Don’t let the title fool you, Yakuza 0 is a part of a series that has been around since 2005. It's a prequel to Yakuza — the open-world action-adventure game that started it all on the PS2. As the name suggests, it has you in the role of well, a yakuza — a member of an organised crime syndicate in Japan. Taking place in the late 1980s in Japan, you’ll alternate between protagonists Kazuma Kiryu and Goro Majima, across the locales of Kamurocho and Sotenbori — two fictional districts in Tokyo and Osaka respectively. This is our impressions of Yakuza 0 with our review to follow soon.
Although the action takes place across different areas, it’s incomparable to Grand Theft Auto V or one of Ubisoft’s many attempts at open-world glory in terms of scale. Yakuza 0, for example, doesn’t sport a sprawling map worthy of being a marketing bullet at the back of the box. Kamurocho and Sotenbori are a series of lanes with tightly packed buildings and many a narrow alleyway. Both of them are entertainment districts, so there are a ton of bars, restaurants, convenience stores, and nightclubs with oodles of neon to liven up the proceedings. Despite the similarities, they’re also distinct enough for you not to mistake one for the other.
What Yakuza 0 lacks in size, it makes up in density. You’ll end up visiting the same streets over and over again, but the host of side-stories to encounter, mini-games to indulge in, and an enthralling plot ensure the action never gets stale. A walk down the street could result in discovering an underground cat-fighting ring, influencing Japan’s tax policies, standing in for the producer of a TV show on food, or simply beating up goons who threaten ordinary citizens for their money in hand-to-hand combat.
Speaking of combat, Yakuza 0 has it in spades. Both Kiryu and Majima have their own unique style of fighting, which differ in terms of the range and mobility, allowing you handle a variety of scenarios. In some cases they also allow you to do a lot more. Want to throw a motorcycle on a bunch of thugs? Simply switch to Kiryu’s Beast mode that allows him to pick up nearly anything in the environment. Prefer clearing out a room of gangsters with a few hits? Majima’s Slugger mode lets you do just that with a baseball bat.
The combat in Yakuza 0 is extremely entertaining. You can button mash your way to victory, or if you like, master its many intricacies that allow you to earn more cash after each battle. Land enough blows and you'll gain Heat. A full bar of it will let you pull off devastating moves such as bashing an opponents head to a wall and flinging him on his allies - it's primal street fighting at its finest.

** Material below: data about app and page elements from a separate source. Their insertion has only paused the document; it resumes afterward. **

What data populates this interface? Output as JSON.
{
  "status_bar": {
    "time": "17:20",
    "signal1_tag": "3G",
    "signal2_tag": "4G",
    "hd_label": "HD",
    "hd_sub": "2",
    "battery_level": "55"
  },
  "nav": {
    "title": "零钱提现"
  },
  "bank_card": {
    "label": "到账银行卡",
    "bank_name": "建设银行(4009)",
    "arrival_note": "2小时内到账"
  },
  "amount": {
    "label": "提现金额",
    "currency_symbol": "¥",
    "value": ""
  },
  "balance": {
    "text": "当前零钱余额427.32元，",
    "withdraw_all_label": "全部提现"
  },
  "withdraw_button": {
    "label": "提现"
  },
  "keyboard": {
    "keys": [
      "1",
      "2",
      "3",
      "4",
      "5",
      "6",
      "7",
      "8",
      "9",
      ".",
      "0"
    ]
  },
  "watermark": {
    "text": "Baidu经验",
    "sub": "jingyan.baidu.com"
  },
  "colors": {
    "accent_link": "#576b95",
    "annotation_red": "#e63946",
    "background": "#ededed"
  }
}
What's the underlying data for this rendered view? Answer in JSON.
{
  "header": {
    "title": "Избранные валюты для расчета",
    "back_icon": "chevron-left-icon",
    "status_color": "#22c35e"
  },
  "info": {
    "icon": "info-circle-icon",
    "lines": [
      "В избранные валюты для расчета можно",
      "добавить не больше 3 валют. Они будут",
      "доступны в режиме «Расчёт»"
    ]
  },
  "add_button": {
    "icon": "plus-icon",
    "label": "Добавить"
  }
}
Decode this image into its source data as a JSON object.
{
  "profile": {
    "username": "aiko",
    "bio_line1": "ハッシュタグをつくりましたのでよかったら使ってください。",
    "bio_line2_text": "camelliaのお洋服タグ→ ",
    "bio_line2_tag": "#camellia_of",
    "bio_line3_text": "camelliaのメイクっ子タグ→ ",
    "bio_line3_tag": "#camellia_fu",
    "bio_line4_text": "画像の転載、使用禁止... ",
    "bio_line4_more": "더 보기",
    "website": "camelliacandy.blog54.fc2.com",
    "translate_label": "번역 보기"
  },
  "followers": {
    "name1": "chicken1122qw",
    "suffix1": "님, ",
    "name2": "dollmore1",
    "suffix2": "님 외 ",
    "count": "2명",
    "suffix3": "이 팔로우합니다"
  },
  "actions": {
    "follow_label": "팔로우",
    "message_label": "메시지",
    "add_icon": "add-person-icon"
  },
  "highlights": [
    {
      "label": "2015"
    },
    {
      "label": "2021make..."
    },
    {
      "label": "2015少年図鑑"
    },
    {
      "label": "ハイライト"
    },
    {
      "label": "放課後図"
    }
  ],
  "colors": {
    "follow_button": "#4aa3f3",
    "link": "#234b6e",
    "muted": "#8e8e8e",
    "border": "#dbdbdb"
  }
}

Stellar brawling aside, there’s a great emphasis on spending what you earn in-game. So much so that the game’s early chapters nudge you to do so ever so often.
Unlike previous games in the series that had you worrying about experience points to unlock new skills, Yakuza 0 leaves you with one less thing to worry about by letting you use your dubiously gotten yen to punch harder, stay alive longer, or learn new moves. Throw in side-businesses such as rent collection or managing a cabaret and you’ll find that you’re never short of money.
There are also plenty of side games in Yakuza 0. From making a fool of yourself in karaoke, to dancing at a disco, to playing arcade games from Sega’s heydays - such as OutRun - there’s a wealth of ways to distract yourself.
And what of the plot you wonder? It’s a well-paced tale laced with twists and turns. Without spoiling much, Yakuza 0 tackles themes such as redevelopment, extortion, honour, and loyalty deftly all while introducing memorable characters that escape the traditional definitions of good and evil. So far, our grouses are minimal. The game world looks great, but there are visible instances of screen tearing which distorts its many visually stunning environments. Oh and if you were expecting English voice overs, you won’t be getting them. All of the voices are in Japanese and there’s a wealth of text to read — all of it in English, thankfully.
With a surprising amount of detail crammed in, Sega's emphasis on building a cohesive world married with slick story-telling results in a unique, yet accessible experience. Thus far it appears to be a consistently gratifying affair. It will be interesting to see if this changes, if at all. Suffice to say, this could be the first must have game of 2017.
We’ve been playing final retail code of Yakuza 0, which is exclusive to the PS4 outside of Japan. As you can see, we’re suitably impressed. The game is out on January 24 for the PS4 and will cost Rs. 2,499 ($60 in the US). Stay tuned for our full review closer to release.